The New Testament contains numerous complexities that have led scholars to unpack its rich tapestry for centuries. One such curiosity appears in 1 Corinthians 15:8, where the apostle Paul describes himself as "one untimely born." This phrase has been the subject of much theological scrutiny, often leaving readers perplexed about its exact connotation. This article aims to delve deep into the semantics, context, and significance of Paul's self-description as "one untimely born."
The Linguistic Context
The term translated as "untimely born" in 1 Corinthians 15:8 comes from the Greek word "ἔκτρωμα" (ektrōma), which essentially refers to an aborted fetus or a stillborn child. In the Greco-Roman context, this term is rich with symbolism and was generally used to evoke imagery of something unnatural, incomplete, or out of place.

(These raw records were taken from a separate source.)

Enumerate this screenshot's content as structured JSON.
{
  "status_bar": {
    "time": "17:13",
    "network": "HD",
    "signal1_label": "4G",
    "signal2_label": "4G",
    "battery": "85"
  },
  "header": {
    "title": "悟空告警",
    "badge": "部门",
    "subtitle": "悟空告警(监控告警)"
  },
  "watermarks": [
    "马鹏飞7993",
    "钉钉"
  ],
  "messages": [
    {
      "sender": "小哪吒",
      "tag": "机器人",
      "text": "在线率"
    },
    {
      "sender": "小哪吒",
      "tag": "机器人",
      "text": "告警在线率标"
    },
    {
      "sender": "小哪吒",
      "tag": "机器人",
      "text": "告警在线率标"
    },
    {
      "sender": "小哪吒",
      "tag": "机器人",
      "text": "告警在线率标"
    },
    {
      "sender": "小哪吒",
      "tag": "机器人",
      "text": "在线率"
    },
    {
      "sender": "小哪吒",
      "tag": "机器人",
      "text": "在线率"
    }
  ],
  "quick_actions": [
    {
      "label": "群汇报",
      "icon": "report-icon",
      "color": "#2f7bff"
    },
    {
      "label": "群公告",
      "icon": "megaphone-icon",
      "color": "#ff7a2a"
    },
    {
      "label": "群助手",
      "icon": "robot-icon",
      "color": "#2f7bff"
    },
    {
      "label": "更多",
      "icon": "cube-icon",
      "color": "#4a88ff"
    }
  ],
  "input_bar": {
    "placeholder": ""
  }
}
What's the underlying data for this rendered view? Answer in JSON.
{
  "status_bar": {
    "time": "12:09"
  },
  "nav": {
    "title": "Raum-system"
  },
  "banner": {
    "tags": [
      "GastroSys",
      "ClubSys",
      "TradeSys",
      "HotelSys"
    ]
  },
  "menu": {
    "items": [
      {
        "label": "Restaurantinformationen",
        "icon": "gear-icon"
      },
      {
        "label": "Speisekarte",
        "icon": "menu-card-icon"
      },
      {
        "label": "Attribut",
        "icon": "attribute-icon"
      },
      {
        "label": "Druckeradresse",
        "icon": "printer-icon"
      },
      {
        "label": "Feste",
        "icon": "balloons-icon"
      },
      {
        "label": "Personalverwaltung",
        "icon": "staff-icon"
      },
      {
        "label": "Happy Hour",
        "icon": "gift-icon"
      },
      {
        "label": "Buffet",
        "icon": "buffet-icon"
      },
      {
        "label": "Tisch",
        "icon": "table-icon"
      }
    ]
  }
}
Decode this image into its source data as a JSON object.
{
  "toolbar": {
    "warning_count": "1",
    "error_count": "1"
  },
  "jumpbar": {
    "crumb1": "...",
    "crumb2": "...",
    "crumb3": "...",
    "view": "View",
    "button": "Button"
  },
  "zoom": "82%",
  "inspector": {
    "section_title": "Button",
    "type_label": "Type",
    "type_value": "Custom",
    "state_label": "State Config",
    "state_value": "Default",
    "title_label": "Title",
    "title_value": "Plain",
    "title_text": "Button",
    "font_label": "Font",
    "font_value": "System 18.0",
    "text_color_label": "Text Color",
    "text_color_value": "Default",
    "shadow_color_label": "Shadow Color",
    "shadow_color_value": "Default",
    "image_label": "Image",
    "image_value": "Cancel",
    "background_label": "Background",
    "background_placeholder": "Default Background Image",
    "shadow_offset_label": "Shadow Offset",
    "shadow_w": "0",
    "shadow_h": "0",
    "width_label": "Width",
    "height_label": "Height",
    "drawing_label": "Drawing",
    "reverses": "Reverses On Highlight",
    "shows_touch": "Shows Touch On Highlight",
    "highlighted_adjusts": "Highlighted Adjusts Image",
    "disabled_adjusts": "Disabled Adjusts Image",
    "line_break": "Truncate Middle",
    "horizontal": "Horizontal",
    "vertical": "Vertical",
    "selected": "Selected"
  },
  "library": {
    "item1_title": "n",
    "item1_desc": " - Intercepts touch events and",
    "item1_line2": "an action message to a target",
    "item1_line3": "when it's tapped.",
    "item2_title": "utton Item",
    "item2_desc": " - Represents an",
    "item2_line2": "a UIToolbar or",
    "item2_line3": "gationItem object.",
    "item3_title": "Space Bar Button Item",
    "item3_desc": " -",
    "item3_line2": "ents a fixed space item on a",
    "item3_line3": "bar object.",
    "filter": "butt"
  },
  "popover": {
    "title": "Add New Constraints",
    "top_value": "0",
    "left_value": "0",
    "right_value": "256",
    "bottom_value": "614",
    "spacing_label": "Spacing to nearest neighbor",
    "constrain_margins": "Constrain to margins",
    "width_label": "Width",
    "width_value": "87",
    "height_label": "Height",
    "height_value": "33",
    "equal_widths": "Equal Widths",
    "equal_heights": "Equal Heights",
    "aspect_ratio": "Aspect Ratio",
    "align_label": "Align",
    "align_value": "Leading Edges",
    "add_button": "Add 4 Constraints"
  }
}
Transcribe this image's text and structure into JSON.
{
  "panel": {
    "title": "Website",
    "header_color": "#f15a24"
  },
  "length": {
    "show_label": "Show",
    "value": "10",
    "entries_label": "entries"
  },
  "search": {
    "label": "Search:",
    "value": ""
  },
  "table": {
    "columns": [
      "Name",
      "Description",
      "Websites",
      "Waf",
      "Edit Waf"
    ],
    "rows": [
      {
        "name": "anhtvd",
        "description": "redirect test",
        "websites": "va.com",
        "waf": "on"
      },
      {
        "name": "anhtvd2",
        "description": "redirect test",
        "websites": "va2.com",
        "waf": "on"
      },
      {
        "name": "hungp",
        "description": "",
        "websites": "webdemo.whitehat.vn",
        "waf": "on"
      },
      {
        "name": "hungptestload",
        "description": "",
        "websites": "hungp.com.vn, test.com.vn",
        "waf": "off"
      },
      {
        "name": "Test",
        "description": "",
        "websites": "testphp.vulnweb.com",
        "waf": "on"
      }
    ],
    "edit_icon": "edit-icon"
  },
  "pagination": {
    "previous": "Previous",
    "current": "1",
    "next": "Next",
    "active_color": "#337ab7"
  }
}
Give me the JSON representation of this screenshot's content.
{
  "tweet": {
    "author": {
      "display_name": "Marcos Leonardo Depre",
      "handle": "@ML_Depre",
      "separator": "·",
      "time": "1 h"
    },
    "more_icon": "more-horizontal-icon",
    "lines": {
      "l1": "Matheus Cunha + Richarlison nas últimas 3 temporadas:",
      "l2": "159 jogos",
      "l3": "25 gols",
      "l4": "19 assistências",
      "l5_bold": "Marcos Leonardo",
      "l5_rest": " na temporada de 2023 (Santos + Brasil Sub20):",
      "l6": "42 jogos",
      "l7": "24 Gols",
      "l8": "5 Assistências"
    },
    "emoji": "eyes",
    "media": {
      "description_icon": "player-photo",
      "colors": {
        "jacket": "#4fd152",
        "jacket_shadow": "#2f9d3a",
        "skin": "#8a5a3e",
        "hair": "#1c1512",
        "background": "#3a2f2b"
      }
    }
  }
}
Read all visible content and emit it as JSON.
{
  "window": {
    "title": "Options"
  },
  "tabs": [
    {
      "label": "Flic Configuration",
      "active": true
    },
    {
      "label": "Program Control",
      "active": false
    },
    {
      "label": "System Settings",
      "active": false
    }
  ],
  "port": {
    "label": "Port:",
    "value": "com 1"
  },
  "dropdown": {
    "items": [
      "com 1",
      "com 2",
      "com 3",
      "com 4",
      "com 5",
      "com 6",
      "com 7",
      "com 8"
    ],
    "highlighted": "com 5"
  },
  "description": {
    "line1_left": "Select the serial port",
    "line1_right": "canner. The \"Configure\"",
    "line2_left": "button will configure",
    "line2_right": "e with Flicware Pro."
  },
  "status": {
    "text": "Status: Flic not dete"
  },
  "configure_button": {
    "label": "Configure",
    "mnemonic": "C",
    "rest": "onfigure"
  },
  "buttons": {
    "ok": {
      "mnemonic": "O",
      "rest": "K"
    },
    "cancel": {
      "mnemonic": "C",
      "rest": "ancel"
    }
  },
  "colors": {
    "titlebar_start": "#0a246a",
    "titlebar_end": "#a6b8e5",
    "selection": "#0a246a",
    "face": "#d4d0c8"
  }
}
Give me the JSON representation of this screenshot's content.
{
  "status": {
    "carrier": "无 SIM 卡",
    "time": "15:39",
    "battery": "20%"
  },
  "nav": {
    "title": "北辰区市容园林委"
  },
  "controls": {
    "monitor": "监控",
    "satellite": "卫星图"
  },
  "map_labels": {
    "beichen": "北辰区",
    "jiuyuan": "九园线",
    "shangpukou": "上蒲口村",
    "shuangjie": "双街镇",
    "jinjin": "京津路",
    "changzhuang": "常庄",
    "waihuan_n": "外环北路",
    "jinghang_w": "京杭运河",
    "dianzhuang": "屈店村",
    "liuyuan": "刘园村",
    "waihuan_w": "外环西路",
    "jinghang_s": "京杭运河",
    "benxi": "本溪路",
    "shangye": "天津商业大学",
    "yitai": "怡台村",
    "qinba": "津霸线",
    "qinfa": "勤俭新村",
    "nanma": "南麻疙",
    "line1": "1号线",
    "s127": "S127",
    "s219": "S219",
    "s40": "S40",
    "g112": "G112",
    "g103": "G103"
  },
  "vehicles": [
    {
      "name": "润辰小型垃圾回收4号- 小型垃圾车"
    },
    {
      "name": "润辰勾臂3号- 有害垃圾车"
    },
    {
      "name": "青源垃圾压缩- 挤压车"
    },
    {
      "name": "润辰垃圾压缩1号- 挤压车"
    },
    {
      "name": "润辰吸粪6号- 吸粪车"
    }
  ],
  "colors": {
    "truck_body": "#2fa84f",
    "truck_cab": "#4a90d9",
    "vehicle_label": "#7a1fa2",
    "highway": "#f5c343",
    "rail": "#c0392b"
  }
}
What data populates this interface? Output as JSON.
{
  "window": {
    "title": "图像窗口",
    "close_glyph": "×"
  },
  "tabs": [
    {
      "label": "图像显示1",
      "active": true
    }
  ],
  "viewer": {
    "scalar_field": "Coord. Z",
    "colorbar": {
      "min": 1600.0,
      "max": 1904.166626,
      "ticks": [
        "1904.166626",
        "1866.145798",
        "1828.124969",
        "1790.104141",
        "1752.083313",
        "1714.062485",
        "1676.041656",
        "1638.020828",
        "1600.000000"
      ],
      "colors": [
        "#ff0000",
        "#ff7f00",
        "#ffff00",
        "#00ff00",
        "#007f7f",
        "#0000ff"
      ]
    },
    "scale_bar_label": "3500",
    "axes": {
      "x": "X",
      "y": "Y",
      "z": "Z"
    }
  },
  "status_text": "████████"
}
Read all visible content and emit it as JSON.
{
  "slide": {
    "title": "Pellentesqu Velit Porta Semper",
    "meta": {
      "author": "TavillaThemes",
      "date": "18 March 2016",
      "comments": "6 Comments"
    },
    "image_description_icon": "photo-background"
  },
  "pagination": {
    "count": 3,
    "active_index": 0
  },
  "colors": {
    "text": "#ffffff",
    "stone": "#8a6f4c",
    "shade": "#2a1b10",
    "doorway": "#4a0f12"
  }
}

Paul's Use of the Term
Paul’s choice of the word ektrōma is not arbitrary. The apostle, keenly aware of the theological weight of each word he employs, uses this term to depict his unique place in the apostolic line. He notes that he is "last of all" to have witnessed the resurrected Christ, emphasizing that his experience is different from the other apostles. His choice of "untimely born" serves a dual purpose: it paints a vivid picture of his unworthiness and encapsulates the extraordinary nature of his calling.
The Context: 1 Corinthians 15
The context of 1 Corinthians 15 deals primarily with the resurrection of Christ and its significance for believers. Paul’s declaration about himself as "one untimely born" is situated in the midst of his arguments about the centrality of Christ's resurrection. The apostle enumerates those who witnessed the resurrected Christ, ending with his own transformative encounter on the road to Damascus. Paul’s insertion of his experience in this list serves to validate his apostleship, yet he does so in a manner highlighting his own unworthiness.
The Backdrop of Paul’s Conversion
Understanding Paul’s Damascus road experience adds more layers to his self-description. Before his conversion, Paul was a persecutor of the Church. He was complicit in the death of Stephen, the first Christian martyr, and was relentless in his quest to quash the nascent Christian faith. His conversion was not just unexpected but also unconventional. In Paul's eyes, his apostleship came about as irregularly as an “untimely birth”—abrupt, jarring, and defying natural progression.
Paul’s choice of words has far-reaching theological implications. By calling himself "untimely born," he accentuates the transformative power of God's grace. As one who was once an enemy of the Church, Paul’s life stands as a testament to the radical transformation made possible through Christ. It also underscores the doctrine that God's calling is not based on human merit but on His sovereign grace.
The Objective Historical-Grammatical Method
In interpreting Paul’s phrase “one untimely born,” it is crucial to rely on the objective historical-grammatical method of interpretation. This method grounds the text within its original historical and grammatical context, shunning subjective interpretations that could misconstrue the text’s original intent. In light of this, the term should not be understood metaphorically or allegorically but should be taken for its literal, historical significance within the context of Greco-Roman language and culture, as well as Jewish tradition.
The phrase "one untimely born" stands as a humble admission of Paul's unworthiness, a stark acknowledgment of the supernatural nature of his apostolic calling, and a theological affirmation of God's redemptive grace. Paul, the apostle to the Gentiles, a learned man steeped in Jewish law and tradition, uses this term as a linchpin that weaves through the complexities of grace, law, and divine calling. This self-description is not merely an aside; it encapsulates the essence of Pauline theology and serves as a mirror reflecting the depth of God’s grace in the face of human inadequacy.
By understanding the cultural, linguistic, and theological layers behind this phrase, we gain a more comprehensive understanding of Paul’s ministry and message. The apostle's use of the term "untimely born" is thus not just a narrative device but a powerful lens through which we can better understand the enormity of God’s grace and the remarkable transformation possible through faith in Jesus Christ.